There are cues you should look out for during the interview process to gauge whether the session has gone well. You will probably recognize many of the cues as the same cues we look for intuitively in everyday conversation. Nonetheless, it may be useful to review them, especially if you haven’t been interviewed for a job in a long time.
We know from everyday experience, for example, that non-verbal as well as verbal signals are important. Identifying both verbal and nonverbal feedback from potential employers will help paint a clearer picture of their overall impression of your skills and experience.
In this post, we’ll explore six signs that could mean your interview has gone well. Think of it as an informal checklist to help you make a realistic after-action assessment for yourself after each job interview.
1. Did your interviewers seem engaged in the conversation?
Try to read the interviewers’ body language. If the interviewers made eye contact and seemed engaged in the conversation, it’s a good sign that they were interested in what you had to say. Eye contact is a powerful tool in communication and can convey confidence, honesty, and trustworthiness. When the interviewers maintain eye contact, it also shows that they are listening to your responses and will consider you as a candidate for the position.
As the interviewers delve deeper into your experience and qualifications, it’s important to stay focused and provide specific examples that demonstrate your relevant skills and accomplishments. By asking follow-up questions, the interviewer is showing they are interested and providing an opportunity for you to showcase your expertise and highlight why you are the best candidate for the position. Provide detailed responses and share any relevant accomplishments. This is your chance to differentiate yourself from other applicants and leave a lasting impression.
Prepare for this stage of the interview. Script out responses in advance to common questions such as “tell me about a time when you provided world-class customer service?” Use the problem, action, result model to detail the problem or opportunity you had to address with a specific action to yield a measurable result.
3. Were your interviewers laughing and smiling?
If the interviewers laughed and smiled throughout the conversation, it could be a sign that the interview went well. Their relaxed body language could indicate that they were enjoying the conversation and thought you to be a strong candidate for the position.
Don’t get too comfortable when your interviewers respond so positively. Keep your responses focused and articulate, while also engaging with the interviewer in a friendly and personable way.
As you sat across from the interviewers, you noticed that they were leaning forward in their chairs and their body posture was open. This positive body language indicates that they were engaged and interested in what you had to say. It shows that they were receptive to your responses and genuinely trying to understand your qualifications and skills.

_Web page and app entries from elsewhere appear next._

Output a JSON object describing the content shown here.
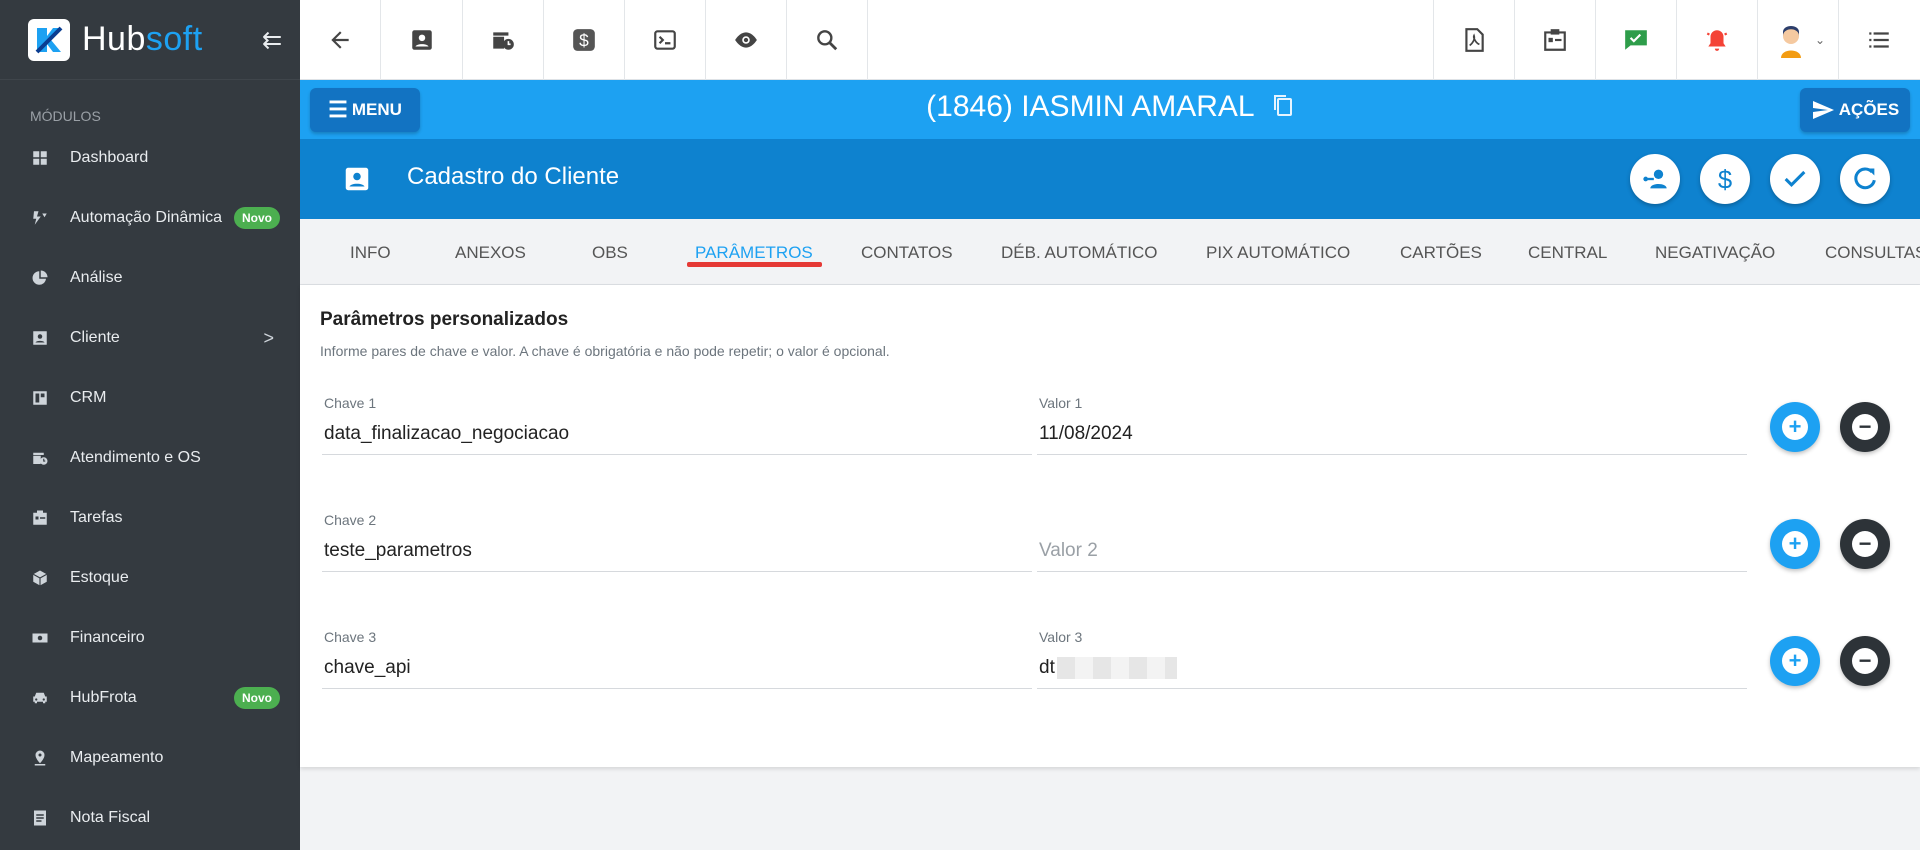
{
  "brand": {
    "name_part1": "Hub",
    "name_part2": "soft"
  },
  "sidebar": {
    "section_label": "MÓDULOS",
    "items": [
      {
        "label": "Dashboard",
        "icon": "dashboard-icon"
      },
      {
        "label": "Automação Dinâmica",
        "icon": "automation-icon",
        "badge": "Novo"
      },
      {
        "label": "Análise",
        "icon": "pie-chart-icon"
      },
      {
        "label": "Cliente",
        "icon": "contact-card-icon",
        "chevron": ">"
      },
      {
        "label": "CRM",
        "icon": "board-icon"
      },
      {
        "label": "Atendimento e OS",
        "icon": "calendar-clock-icon"
      },
      {
        "label": "Tarefas",
        "icon": "tasks-icon"
      },
      {
        "label": "Estoque",
        "icon": "box-icon"
      },
      {
        "label": "Financeiro",
        "icon": "money-icon"
      },
      {
        "label": "HubFrota",
        "icon": "car-icon",
        "badge": "Novo"
      },
      {
        "label": "Mapeamento",
        "icon": "map-pin-icon"
      },
      {
        "label": "Nota Fiscal",
        "icon": "invoice-icon"
      }
    ]
  },
  "client_bar": {
    "menu_label": "MENU",
    "title": "(1846) IASMIN AMARAL",
    "actions_label": "AÇÕES"
  },
  "section": {
    "title": "Cadastro do Cliente"
  },
  "tabs": [
    {
      "label": "INFO"
    },
    {
      "label": "ANEXOS"
    },
    {
      "label": "OBS"
    },
    {
      "label": "PARÂMETROS",
      "active": true
    },
    {
      "label": "CONTATOS"
    },
    {
      "label": "DÉB. AUTOMÁTICO"
    },
    {
      "label": "PIX AUTOMÁTICO"
    },
    {
      "label": "CARTÕES"
    },
    {
      "label": "CENTRAL"
    },
    {
      "label": "NEGATIVAÇÃO"
    },
    {
      "label": "CONSULTAS"
    }
  ],
  "params": {
    "title": "Parâmetros personalizados",
    "subtitle": "Informe pares de chave e valor. A chave é obrigatória e não pode repetir; o valor é opcional.",
    "rows": [
      {
        "key_label": "Chave 1",
        "key_value": "data_finalizacao_negociacao",
        "value_label": "Valor 1",
        "value_value": "11/08/2024"
      },
      {
        "key_label": "Chave 2",
        "key_value": "teste_parametros",
        "value_label": "",
        "value_placeholder": "Valor 2"
      },
      {
        "key_label": "Chave 3",
        "key_value": "chave_api",
        "value_label": "Valor 3",
        "value_value": "dt"
      }
    ]
  },
  "colors": {
    "sidebar_bg": "#343a40",
    "client_bar": "#1da1f2",
    "section_bar": "#0e82cf",
    "active_tab": "#1da1f2",
    "tab_underline": "#e53935"
  }
}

This type of body language can help to create a comfortable and welcoming atmosphere, allowing you to feel more relaxed and confident during the interview. As you answer their questions, from your accomplishments to your experiences, remember to maintain your own positive body language.
During a job interview, it is natural to be nervous and worried about how you are presenting yourself. The last thing you need is the added stress of the interviewer appearing disinterested by constantly checking their phone or glancing at the clock. However, when an interviewer is giving you their undivided attention, it can help ease your nerves and build a more positive rapport. When the interview team was not distracted by the clock or the phone, it’s another indications that things have gone well. .
6. Did you receive positive feedback about your answers to interview questions?
As the interview ended, the interviewers looked at you with a smile and gave you positive feedback. It’s a huge relief to hear that you’ve impressed them with your insights and knowledge. You felt your confidence soar as they complimented your communication skills and your ability to think on your feet. It’s always nerve-wracking to be put on the spot in an interview, but with this feedback, you knew that you’ve made a great impression.
There will be occasions when you review the interview, check all the positive boxes, and still do not receive a “call back.” This does not mean you were wrong. Often, business needs change, you were interviewed by staff that were not decision-makers, they did not get permission to hire, or something else happened inside the company that you did not know about. Some interviewers give all candidates upbeat feedback to ensure everyone leaves with a positive feeling about the firm, whether they were selected or not. So don’t be discouraged and move on to the next opportunity.